Luke says, he feels “like I didn’t really know what it was to play this [great] game until I reached the U18s and subsequently, the senior grades. When a team starts to function and succeed off the back of a common set of principles and great victories occur because each player does their job, ahead of being a super star, that is when you start to notice the calibre of your teammates. In that respect, I have always admired guys like Damian Dell’Aquila, Brant Jack, Seb Parker and Anthony Brawn, because of their toughness around the contest, their smarts, their consistency, and their ability to rise to the occasion.

 

Of career highlights, Luke has this to say:

 

It was in my first year as an Under 18 player that I met Barnaby Howarth, Club Captain and First Grade Super Star. He welcomed the new U18 boys into the club by leading the pre-season training sessions and hosting a couple of social BBQs at his place. He was a great leader and a top bloke. Later that year Barnaby had his stroke, which all but ended his active way of life, let alone any hope of playing football again. In the years to follow I was fortunate to be very close with the Howarth Family and got to know Barnaby and witness his road to recovery. Barnaby has spoken about his love for this footy club at length since his accident, and the support that it has provided him. Watching The Fat’s 100th game at the Ern, in which he scored two incredible goals, 8 years after his stroke, was as good an event that anyone could hope to see in a lifetime of local football.” A unique moment when an individual was able to triumph over adversity, to achieve what seemed impossible, and to bring some level of closure in his career. And, for the football club as a whole, the realisation that this Club and the great game we play is not just about sport, but has the power to genuinely affect and shape people’s lives in ways that matter.

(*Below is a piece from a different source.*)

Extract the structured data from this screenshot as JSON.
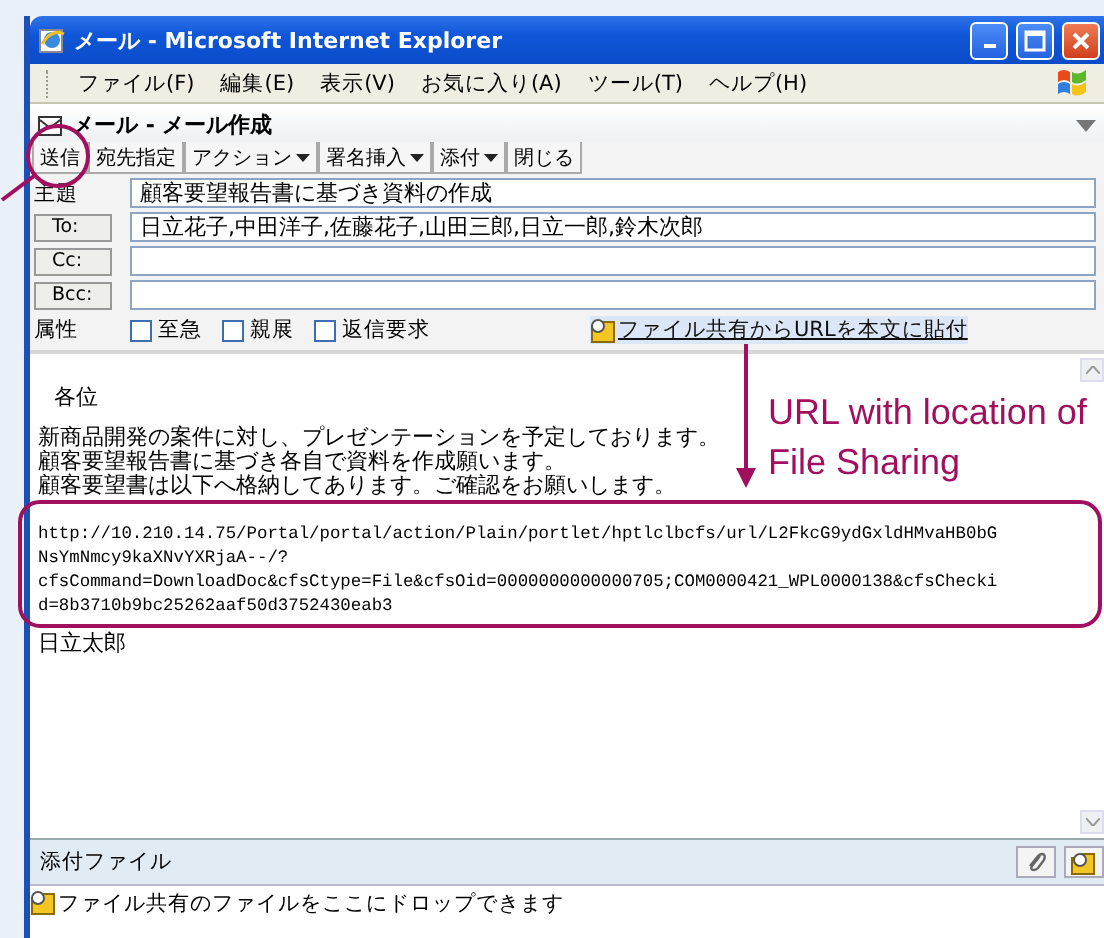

For Luke, that Day “epitomised this great Club”.

 

At 29, Luke continues to be a consistent performer for the Division One side. He has not yet been able to experience the highs of a senior premiership, however, hope springs eternal that the Ressies might just sneak into this year’s final series and then anything is possible? Booker is readily recognisable by his signature ‘blond’ locks and he is a positive role model for younger players coming through the ranks. We congratulate him on his 100 game milestone.

 

Well done Booker.

 

Go Penno!

 

 

LUKE TURNER Senior Football Career (Player 2004 – 2016)

Year joined:2004, U18
No of seasons:11 seasons, 2004 – 2016 (ex 2007 & 2012)
Senior games:Total Open-age: – 99

(Premier Division – 13, Reserves – 80, Thirds – 6)

Under 18s – 30

Awards:Reserve Grade R/U Best & Fairest (2008)

Reserve Grade Most Consistent (2015)

Under 18 Most Consistent (2005)

Premiership seasons:Minor Premiers & Runners Up: Under 18 (2004)
Related persons:Jackson Turner (brother)

 

Matches Highlighted
1.U18 Grand Final 2004: Pennant Hills 7.6-48 lost to St George 7.7-49
2.Premier Division Debut 2009: Pennant Hills 11.66-82 def North Shore 7.9-51

 

Written & compiled by John Acheson for PHAFC, Saturday 16 July 2016

By |2017-12-06T06:47:39+00:00July 15th, 2016|News|